‘Calmer night’ in Ferguson: 44 arrests, tear gas, Molotov cocktails, cop car torched
Police in Ferguson used tear gas against crowds who set a squad car on fire and threw stones and Molotov cocktails at law enforcement during a second night of unrest. More than 2,000 National Guard troops are at the ready in the area.
Forty-four people were arrested in Ferguson, Missouri, overnight, according to St Louis Police Chief Jon Belmar, who described the night as "a much better" one compared to a far more violent rioting, accompanied by looting and arson, the day before.
A field producer from RT's Ruptly video news agency, Denise Reese, appears to be among those 44, as she was also detained by law enforcement officers in Ferguson.
— denise reese (@denice_ruptly) November 26, 2014
Tuesday night’s protesters were confronted by a tripled number of
National Guard troops. Some 2,200 soldiers were deployed in the
area on orders given by Missouri Governor Jay Nixon.
“Very heavy police presence” was felt in Ferguson as a result, according to RT’s Gayane Chichakyan. She is on the scene, describing the situation on the ground as “very fluid” with “crowds moving from one place to another.”
The unrest came to a head outside Ferguson City Hall, which had its windows broken by the rallying crowd. A police car parked nearby was also targeted. It was first flipped over and then set on fire.
Police responded with tear gas and pepper spray as well as by sending in reinforcements armed with assault rifles.
“Tact unit deployed tear gas to disperse crowd b/c of vandalism: burning a #Ferguson police car, attempts to set fires, unlawful assembly,” St Louis County Police Department tweeted, later specifying it was the only incident throughout the night in which tear gas was used.
Protesters were throwing gas canisters back at police officers. Law enforcers also reported Molotov cocktails, stones, fireworks and bottles with urine were thrown at them.
Police eventually announced that the rally was “an unlawful assembly” and warned it would arrest those refusing to leave the area. The crowd dispersed soon afterwards.
Sporadic attacks on businesses and police cars continued though, according to St Louis County Police Department.
Vandals cause more destruction on Florissant. pic.twitter.com/e7AXoLtA2p
— St. Louis County PD (@stlcountypd) November 26, 2014
Protests on a more violent Monday night resulted in 61 arrests in
Ferguson. Twelve commercial buildings were burned down and other
businesses were looted during overnight protests, according to
authorities cited by AP.
Protests take place all across the US for the second night in a row following a decision by a grand jury to acquit white police officer Darren Wilson of killing unarmed black teenager Michael Brown.

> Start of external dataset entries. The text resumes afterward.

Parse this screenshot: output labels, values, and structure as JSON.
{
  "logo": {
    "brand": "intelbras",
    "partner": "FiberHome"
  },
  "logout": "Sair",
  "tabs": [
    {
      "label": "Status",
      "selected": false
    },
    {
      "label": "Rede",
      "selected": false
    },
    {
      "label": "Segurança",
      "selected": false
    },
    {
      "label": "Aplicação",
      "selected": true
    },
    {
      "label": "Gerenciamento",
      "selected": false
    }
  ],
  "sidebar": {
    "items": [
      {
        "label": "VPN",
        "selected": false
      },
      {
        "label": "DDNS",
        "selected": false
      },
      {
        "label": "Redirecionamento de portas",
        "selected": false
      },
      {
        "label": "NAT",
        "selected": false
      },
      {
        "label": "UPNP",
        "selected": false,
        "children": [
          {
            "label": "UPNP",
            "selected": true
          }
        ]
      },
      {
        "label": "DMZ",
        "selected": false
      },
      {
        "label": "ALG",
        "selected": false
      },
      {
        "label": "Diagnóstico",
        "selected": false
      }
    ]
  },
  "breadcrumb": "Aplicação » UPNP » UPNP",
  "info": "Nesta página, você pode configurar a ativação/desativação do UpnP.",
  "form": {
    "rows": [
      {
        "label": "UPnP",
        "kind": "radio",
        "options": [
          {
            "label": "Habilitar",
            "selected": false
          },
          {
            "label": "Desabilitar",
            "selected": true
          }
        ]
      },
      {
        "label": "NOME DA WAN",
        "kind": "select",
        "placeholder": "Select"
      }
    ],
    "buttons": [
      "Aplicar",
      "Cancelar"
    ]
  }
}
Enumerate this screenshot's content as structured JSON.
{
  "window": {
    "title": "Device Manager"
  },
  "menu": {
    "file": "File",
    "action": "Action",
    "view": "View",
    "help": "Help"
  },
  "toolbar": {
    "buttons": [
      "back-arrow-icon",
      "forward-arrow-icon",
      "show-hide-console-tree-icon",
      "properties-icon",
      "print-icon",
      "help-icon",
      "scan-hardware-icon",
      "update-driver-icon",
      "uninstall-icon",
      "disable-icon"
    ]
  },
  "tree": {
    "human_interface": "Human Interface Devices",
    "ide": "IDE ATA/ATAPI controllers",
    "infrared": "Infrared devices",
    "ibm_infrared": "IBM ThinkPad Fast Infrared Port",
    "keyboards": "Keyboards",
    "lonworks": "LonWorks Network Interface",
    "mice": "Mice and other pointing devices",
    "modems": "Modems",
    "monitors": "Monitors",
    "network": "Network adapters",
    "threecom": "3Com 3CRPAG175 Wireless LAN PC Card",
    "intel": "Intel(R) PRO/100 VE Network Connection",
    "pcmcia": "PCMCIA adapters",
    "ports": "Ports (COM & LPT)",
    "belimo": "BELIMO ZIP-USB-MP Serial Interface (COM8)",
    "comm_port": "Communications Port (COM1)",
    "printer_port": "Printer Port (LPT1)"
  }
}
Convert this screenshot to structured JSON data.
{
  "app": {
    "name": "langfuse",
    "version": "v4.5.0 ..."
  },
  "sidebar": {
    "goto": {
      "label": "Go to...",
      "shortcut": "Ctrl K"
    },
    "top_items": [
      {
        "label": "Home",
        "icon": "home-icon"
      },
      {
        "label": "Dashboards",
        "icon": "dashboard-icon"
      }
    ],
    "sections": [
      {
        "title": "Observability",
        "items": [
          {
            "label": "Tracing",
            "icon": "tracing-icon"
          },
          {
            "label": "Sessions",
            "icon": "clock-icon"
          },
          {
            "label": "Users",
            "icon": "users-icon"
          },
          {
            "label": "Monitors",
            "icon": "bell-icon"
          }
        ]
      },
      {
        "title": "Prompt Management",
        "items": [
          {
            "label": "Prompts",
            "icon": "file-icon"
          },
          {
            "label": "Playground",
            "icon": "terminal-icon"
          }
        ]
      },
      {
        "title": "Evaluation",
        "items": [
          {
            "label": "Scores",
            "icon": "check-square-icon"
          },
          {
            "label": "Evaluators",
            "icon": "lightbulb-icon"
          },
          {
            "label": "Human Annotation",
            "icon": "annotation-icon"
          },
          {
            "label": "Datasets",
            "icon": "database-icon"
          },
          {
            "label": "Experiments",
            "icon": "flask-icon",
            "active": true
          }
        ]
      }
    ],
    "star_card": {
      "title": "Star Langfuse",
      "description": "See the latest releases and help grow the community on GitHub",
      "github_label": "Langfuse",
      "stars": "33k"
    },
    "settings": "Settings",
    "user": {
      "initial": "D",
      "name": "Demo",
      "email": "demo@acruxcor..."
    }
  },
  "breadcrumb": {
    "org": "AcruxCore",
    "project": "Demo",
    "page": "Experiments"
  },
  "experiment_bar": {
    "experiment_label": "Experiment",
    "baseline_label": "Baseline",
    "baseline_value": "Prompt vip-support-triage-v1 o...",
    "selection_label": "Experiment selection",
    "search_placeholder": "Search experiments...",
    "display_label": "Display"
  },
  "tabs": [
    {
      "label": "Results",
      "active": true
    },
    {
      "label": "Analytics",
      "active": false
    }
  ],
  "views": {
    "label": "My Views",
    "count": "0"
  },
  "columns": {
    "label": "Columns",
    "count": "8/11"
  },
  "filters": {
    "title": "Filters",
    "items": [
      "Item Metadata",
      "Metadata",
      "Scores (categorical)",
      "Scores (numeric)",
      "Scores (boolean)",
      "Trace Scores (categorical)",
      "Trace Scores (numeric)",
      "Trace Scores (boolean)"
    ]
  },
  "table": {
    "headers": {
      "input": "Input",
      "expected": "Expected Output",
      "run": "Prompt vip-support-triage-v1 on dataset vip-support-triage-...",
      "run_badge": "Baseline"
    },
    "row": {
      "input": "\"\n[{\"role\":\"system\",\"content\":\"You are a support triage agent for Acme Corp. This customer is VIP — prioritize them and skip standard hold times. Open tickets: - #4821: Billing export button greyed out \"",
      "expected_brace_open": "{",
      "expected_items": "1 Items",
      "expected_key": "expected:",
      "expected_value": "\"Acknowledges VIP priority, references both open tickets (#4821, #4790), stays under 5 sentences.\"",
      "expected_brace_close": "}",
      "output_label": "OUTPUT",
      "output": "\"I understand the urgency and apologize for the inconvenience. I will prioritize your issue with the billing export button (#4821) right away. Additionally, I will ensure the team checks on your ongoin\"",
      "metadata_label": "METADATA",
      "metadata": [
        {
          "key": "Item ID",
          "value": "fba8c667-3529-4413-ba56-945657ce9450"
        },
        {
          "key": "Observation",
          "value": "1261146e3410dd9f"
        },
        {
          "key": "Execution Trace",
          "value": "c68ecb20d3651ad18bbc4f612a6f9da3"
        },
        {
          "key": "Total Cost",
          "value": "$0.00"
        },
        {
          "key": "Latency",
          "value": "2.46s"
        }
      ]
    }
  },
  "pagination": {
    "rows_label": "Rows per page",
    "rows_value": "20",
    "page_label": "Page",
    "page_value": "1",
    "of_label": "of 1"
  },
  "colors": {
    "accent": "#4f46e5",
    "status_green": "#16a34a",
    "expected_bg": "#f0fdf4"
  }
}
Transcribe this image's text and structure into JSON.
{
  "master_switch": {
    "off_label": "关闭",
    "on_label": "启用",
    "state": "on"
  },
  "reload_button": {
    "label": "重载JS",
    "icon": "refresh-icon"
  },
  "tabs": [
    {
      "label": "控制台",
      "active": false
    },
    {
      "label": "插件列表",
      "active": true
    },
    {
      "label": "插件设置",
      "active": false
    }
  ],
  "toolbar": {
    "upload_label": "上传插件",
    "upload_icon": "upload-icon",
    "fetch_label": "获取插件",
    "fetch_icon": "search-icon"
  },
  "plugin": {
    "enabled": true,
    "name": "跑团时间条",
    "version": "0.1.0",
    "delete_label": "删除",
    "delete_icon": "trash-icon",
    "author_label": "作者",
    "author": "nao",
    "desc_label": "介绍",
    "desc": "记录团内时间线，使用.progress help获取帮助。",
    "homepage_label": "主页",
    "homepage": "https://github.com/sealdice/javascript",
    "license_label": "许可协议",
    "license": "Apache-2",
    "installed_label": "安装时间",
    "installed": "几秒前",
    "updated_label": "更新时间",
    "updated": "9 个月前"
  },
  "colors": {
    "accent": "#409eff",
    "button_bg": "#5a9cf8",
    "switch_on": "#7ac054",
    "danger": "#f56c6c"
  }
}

The case has laid bare racial tension in the US, with protesters
believing there would be a different court decision if the killed
person had been white.
“The no indictment thing was like a kick in the gut,” Lou Downey, an activist from Stop Mass Incarceration Network who was in the thick of Monday’s unrest, told RT. “Michael Brown’s mother was there at the protest. She was terribly traumatized. She said that just proves they don’t care, they’re never going to care.”
“A black woman with six children told us, ‘If Darren Wilson does not get indicted it means my children have no future.’”
Darren Wilson, meanwhile said in an
interview with ABC, the first since the death, that he
believed “he did his job right”.
He told the jury he had no other choice but to use a gun.
“I drew my gun, I turned. I said ‘Get back or I’m going to shoot you.’ He immediately grabs my gun and says ‘You’re too much of a pussy to shoot me.’ He grabs it with his right hand and twists it and then digs it down into my hip.”
President Barack Obama condemned the violent rioting which took
place on Monday, but said he understood why many people were
unhappy with the grand jury’s decision.
“The frustrations that we've seen are not about a particular incident,” Obama said. “They have deep roots in many communities of color who have a sense that our laws are not always being enforced uniformly or fairly.''